4b) Road Warrior: Leather motorcycle gear is probably a good choice – a nice compromise between protection and maintaining a decent movement rate. Stylish AND lots of zippered pockets for extra ammo, etc. Plus it makes you look like a tough guy… and, in case you dress for the apocalypse on a day when it fails to come about, you can just tell people that you are on your way to Sturgis. Accessorize with boots, leather gloves and helmet. Leather won’t stop a bullet, but it will probably slow down the teeth and claws of the undead or offer at least some protection from the teeth of rabid doberman pinchers.
Kelley was a badass, no doubt.
4c: The Sporting Life: Football players wear shoulder pads that would make damn good protection while battling other post-apocalyptic warriors armed with chains, boards studded with nails, lead pipes, etc. Lacrosse helmets offer great impact protection and high visibility — probably as good or better than those buckets most SCAers wear on their heads. Hockey offers shin guards, elbow protection, knee protection and gauntlets. Baseball offers the ever important groin protection: preserve your ability to repopulate the earth! About the only thing I can’t see being that useful are those giant shin guards that Cricket players wear — maybe if the apocalypse involves low-to-the-ground attackers like prairie dogs.
4d: Full Metal Jacket: Modern body armor, made for the military and law enforcement, offers medieval style protection with less weight, easy on-easy off velcro fasteners PLUS it is the only garment that can have a chance of stopping a bullet. Unfortunately, it is also expensive.
For those of us on a budget, I suppose there is the Ned Kelley “Hillbilly armor” option. A few visits to the scrap yard and hardware store, a few hours with the blow torch and pop-rivet gun and maybe you, too, can walk through a hail of bullets like Kelley.
He who smelt it, dealt it.
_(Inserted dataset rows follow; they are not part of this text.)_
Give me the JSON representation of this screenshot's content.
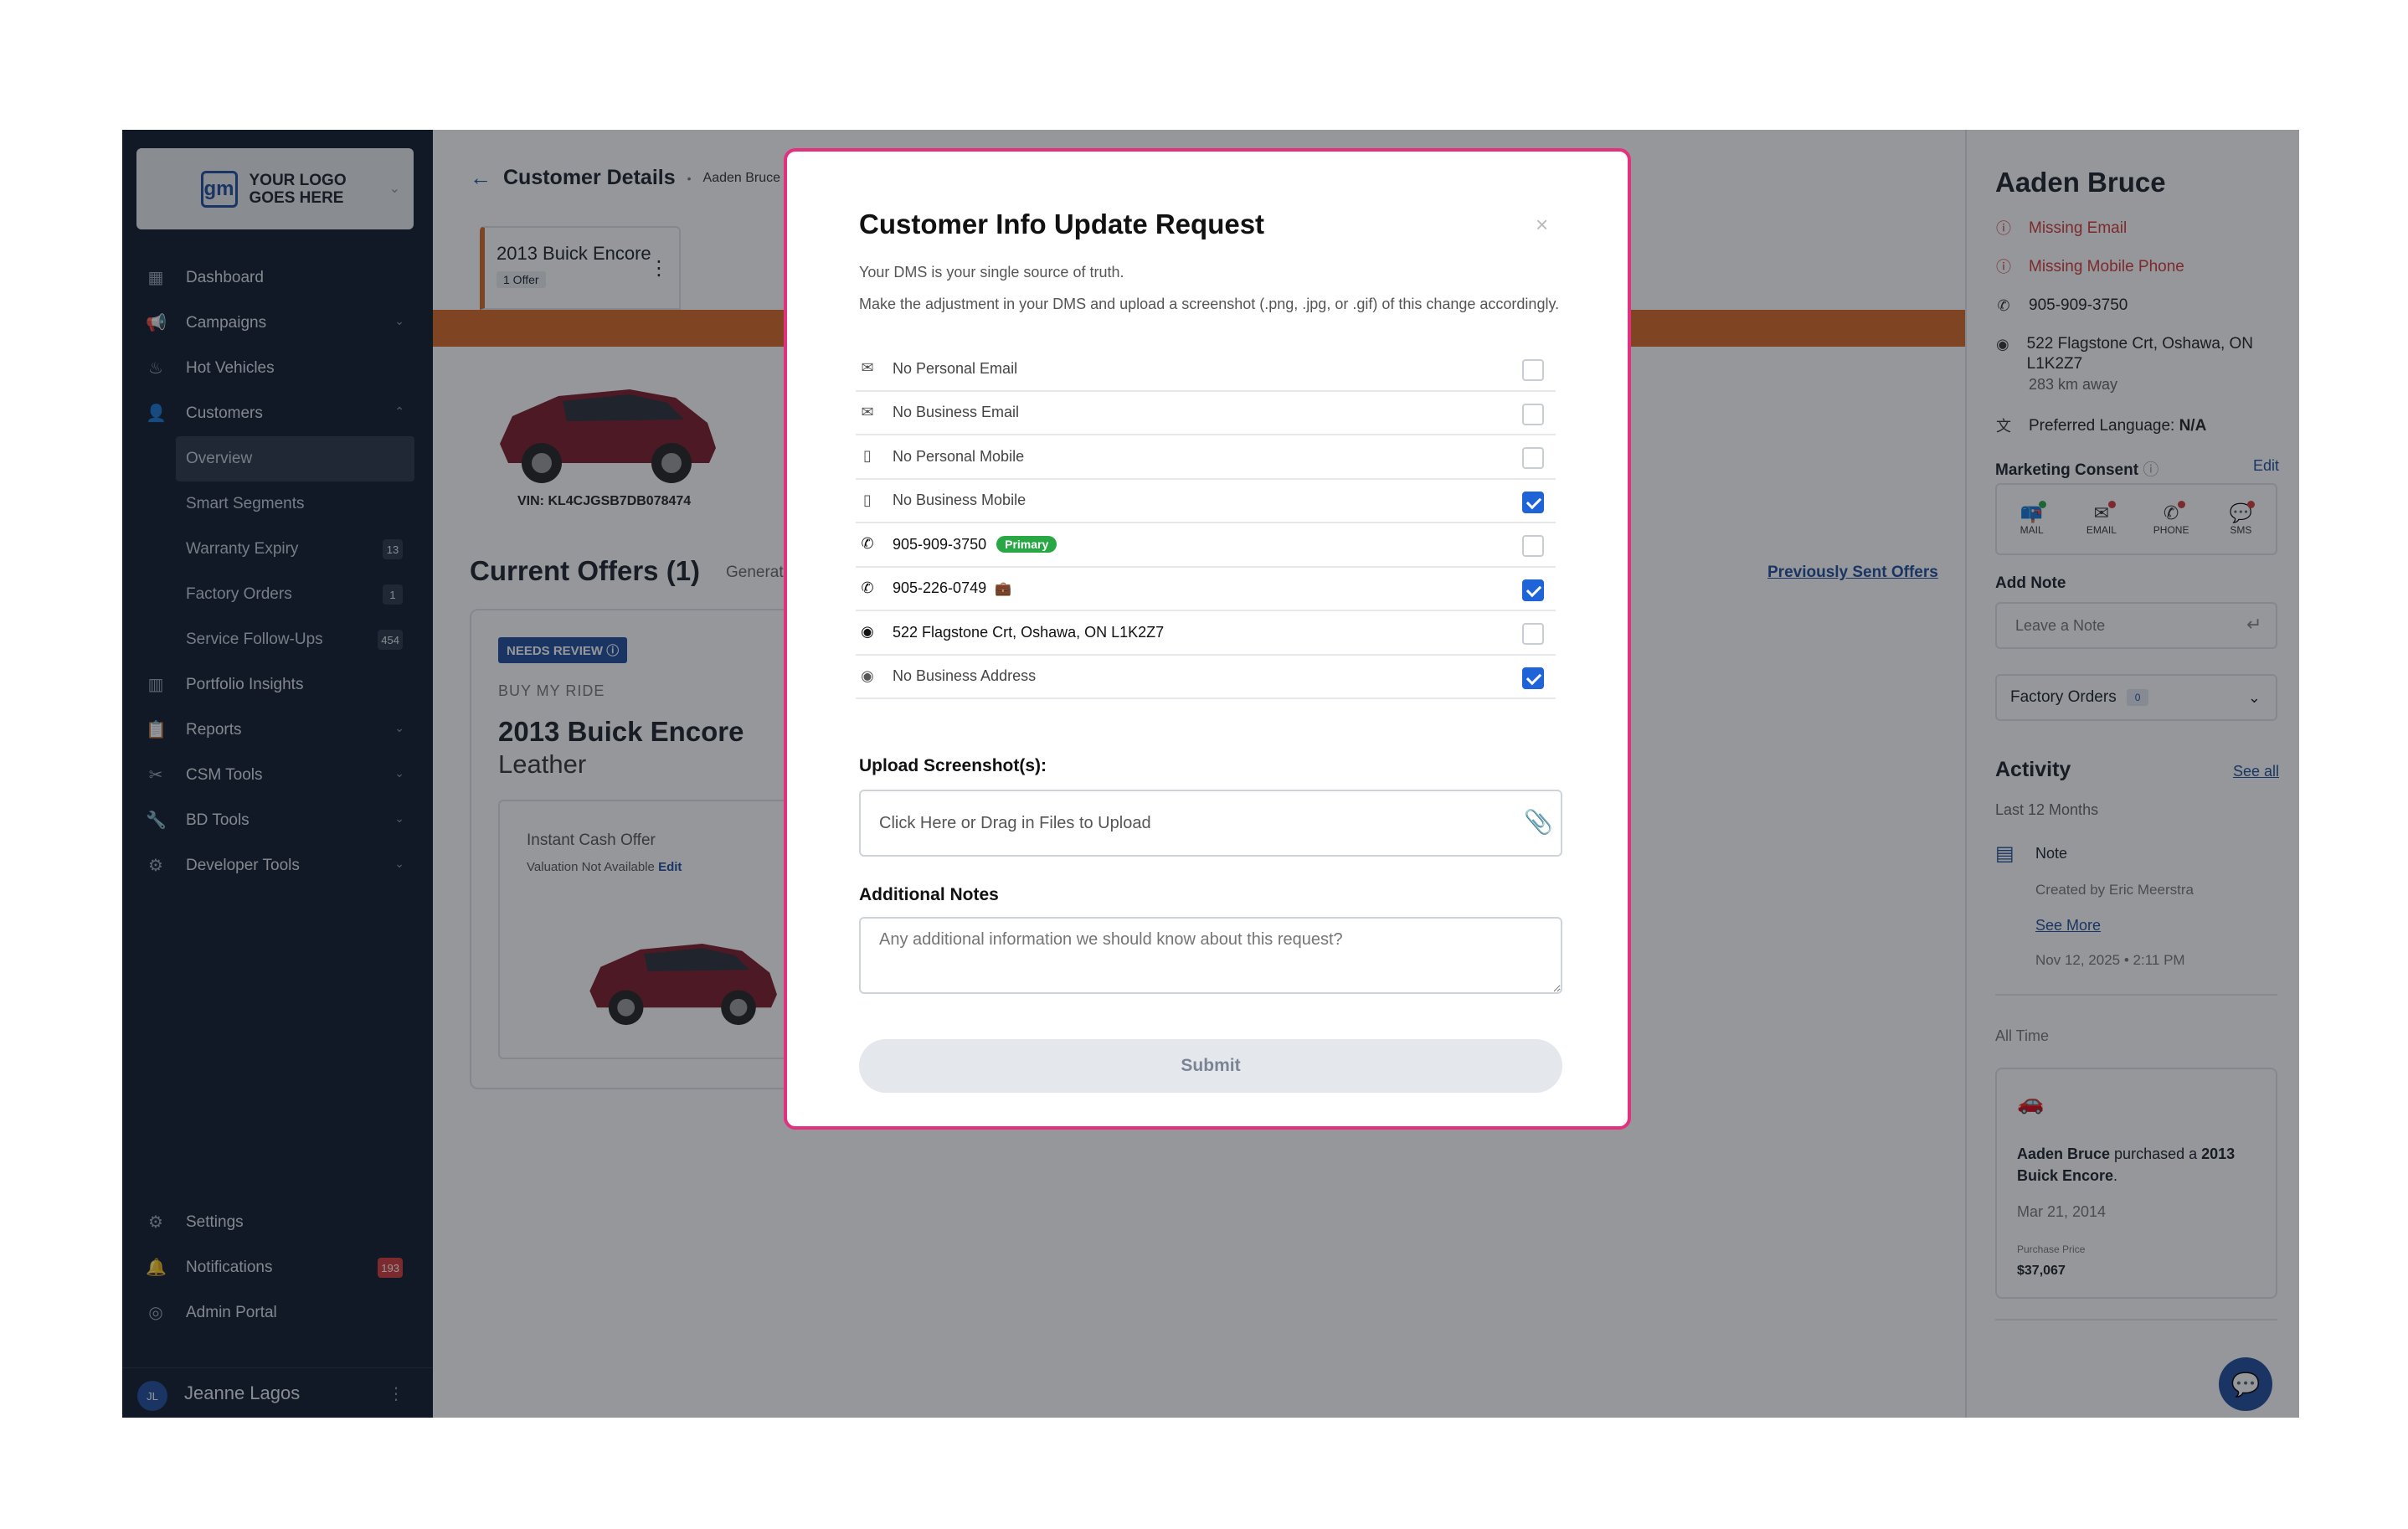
{
  "sidebar": {
    "logo_text": "YOUR LOGO GOES HERE",
    "logo_mark": "gm",
    "items": [
      {
        "label": "Dashboard",
        "icon": "dashboard-icon"
      },
      {
        "label": "Campaigns",
        "icon": "megaphone-icon",
        "expandable": true
      },
      {
        "label": "Hot Vehicles",
        "icon": "flame-icon"
      },
      {
        "label": "Customers",
        "icon": "person-icon",
        "expanded": true
      }
    ],
    "customer_sub": [
      {
        "label": "Overview",
        "active": true
      },
      {
        "label": "Smart Segments"
      },
      {
        "label": "Warranty Expiry",
        "count": "13"
      },
      {
        "label": "Factory Orders",
        "count": "1"
      },
      {
        "label": "Service Follow-Ups",
        "count": "454"
      }
    ],
    "items2": [
      {
        "label": "Portfolio Insights",
        "icon": "chart-icon"
      },
      {
        "label": "Reports",
        "icon": "clipboard-icon",
        "expandable": true
      },
      {
        "label": "CSM Tools",
        "icon": "tools-icon",
        "expandable": true
      },
      {
        "label": "BD Tools",
        "icon": "wrench-icon",
        "expandable": true
      },
      {
        "label": "Developer Tools",
        "icon": "gear-icon",
        "expandable": true
      }
    ],
    "bottom": [
      {
        "label": "Settings",
        "icon": "settings-icon"
      },
      {
        "label": "Notifications",
        "icon": "bell-icon",
        "count": "193"
      },
      {
        "label": "Admin Portal",
        "icon": "compass-icon"
      }
    ],
    "user": {
      "initials": "JL",
      "name": "Jeanne Lagos"
    }
  },
  "main": {
    "breadcrumb_title": "Customer Details",
    "breadcrumb_sub": "Aaden Bruce",
    "vehicle_tab": {
      "title": "2013 Buick Encore",
      "badge": "1 Offer"
    },
    "vin": "VIN: KL4CJGSB7DB078474",
    "offers_title": "Current Offers (1)",
    "generated_text": "Generat",
    "previously_sent": "Previously Sent Offers",
    "offer": {
      "badge": "NEEDS REVIEW",
      "category": "BUY MY RIDE",
      "vehicle": "2013 Buick Encore",
      "trim": "Leather",
      "ico_title": "Instant Cash Offer",
      "ico_sub": "Valuation Not Available",
      "ico_edit": "Edit"
    },
    "car_color": "#7a1a2a"
  },
  "right": {
    "name": "Aaden Bruce",
    "missing_email": "Missing Email",
    "missing_mobile": "Missing Mobile Phone",
    "phone": "905-909-3750",
    "address": "522 Flagstone Crt, Oshawa, ON L1K2Z7",
    "distance": "283 km away",
    "language_label": "Preferred Language:",
    "language_value": "N/A",
    "consent_label": "Marketing Consent",
    "consent_edit": "Edit",
    "consent": [
      {
        "label": "MAIL",
        "status": "ok"
      },
      {
        "label": "EMAIL",
        "status": "no"
      },
      {
        "label": "PHONE",
        "status": "no"
      },
      {
        "label": "SMS",
        "status": "no"
      }
    ],
    "add_note_label": "Add Note",
    "note_placeholder": "Leave a Note",
    "factory_orders": "Factory Orders",
    "factory_count": "0",
    "activity_title": "Activity",
    "see_all": "See all",
    "period": "Last 12 Months",
    "note_title": "Note",
    "note_by": "Created by Eric Meerstra",
    "see_more": "See More",
    "note_date": "Nov 12, 2025 • 2:11 PM",
    "all_time": "All Time",
    "purchase": {
      "who": "Aaden Bruce",
      "verb": " purchased a ",
      "vehicle": "2013 Buick Encore",
      "period_end": ".",
      "date": "Mar 21, 2014",
      "price_label": "Purchase Price",
      "price": "$37,067"
    }
  },
  "modal": {
    "title": "Customer Info Update Request",
    "close": "×",
    "desc1": "Your DMS is your single source of truth.",
    "desc2": "Make the adjustment in your DMS and upload a screenshot (.png, .jpg, or .gif) of this change accordingly.",
    "rows": [
      {
        "label": "No Personal Email",
        "icon": "mail-icon",
        "checked": false,
        "strong": false
      },
      {
        "label": "No Business Email",
        "icon": "mail-icon",
        "checked": false,
        "strong": false
      },
      {
        "label": "No Personal Mobile",
        "icon": "mobile-icon",
        "checked": false,
        "strong": false
      },
      {
        "label": "No Business Mobile",
        "icon": "mobile-icon",
        "checked": true,
        "strong": false
      },
      {
        "label": "905-909-3750",
        "icon": "phone-icon",
        "checked": false,
        "strong": true,
        "badge": "Primary"
      },
      {
        "label": "905-226-0749",
        "icon": "phone-icon",
        "checked": true,
        "strong": true,
        "briefcase": true
      },
      {
        "label": "522 Flagstone Crt, Oshawa, ON L1K2Z7",
        "icon": "location-icon",
        "checked": false,
        "strong": true
      },
      {
        "label": "No Business Address",
        "icon": "location-icon",
        "checked": true,
        "strong": false
      }
    ],
    "upload_label": "Upload Screenshot(s):",
    "upload_placeholder": "Click Here or Drag in Files to Upload",
    "notes_label": "Additional Notes",
    "notes_placeholder": "Any additional information we should know about this request?",
    "submit": "Submit"
  },
  "colors": {
    "accent": "#1f4e9c",
    "orange": "#d86a27",
    "modal_border": "#e3317f",
    "checkbox": "#1e64d8"
  }
}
4e: Hazmat: To be truly prepared, you gotta figure out a way of getting at least one of those Hazmat suits and masks into your life in case the future apocalypse involves contagion, chemical menace or similar. The problem is, of course, that unless you KNOW that the risk is and what form it will take (is a painter’s particle mask sufficient? Or are you going to need the full body condom with bottled O2?) and you know exactly when to put your gear on, you are either limited to living your life like ‘The Boy in the Plastic Bubble’ (i.e.: assume 24-7 that you are under attack from some sort of unseen chemical or biological menace and spend your life inside a giant zip-lock bag — sorry; I’d almost rather be dead than succumb to that level of paranoia) or hope for an early warning from the CDC. Perhaps a few filter masks and latex gloves in the glove compartment couldn’t hurt…
4f: Less is More: I envision that the future might belong to the fit and athletic practitioners of the art of parkour. Dressed, at most, in Adidas, jeans and a hoodie, they seem to effortlessly leap from parapet to fence to rooftop, always one step ahead and out of reach of whatever menace the apocalypse holds. I envy them and wish them well; the future probably belongs to them.
*On a dare I once ate some “survival biscuits” that we found sealed in tin cans in an abandoned building. I think they dated back to when Nixon was in the Whitehouse. They were dry and tasteless; like Saltines without salt.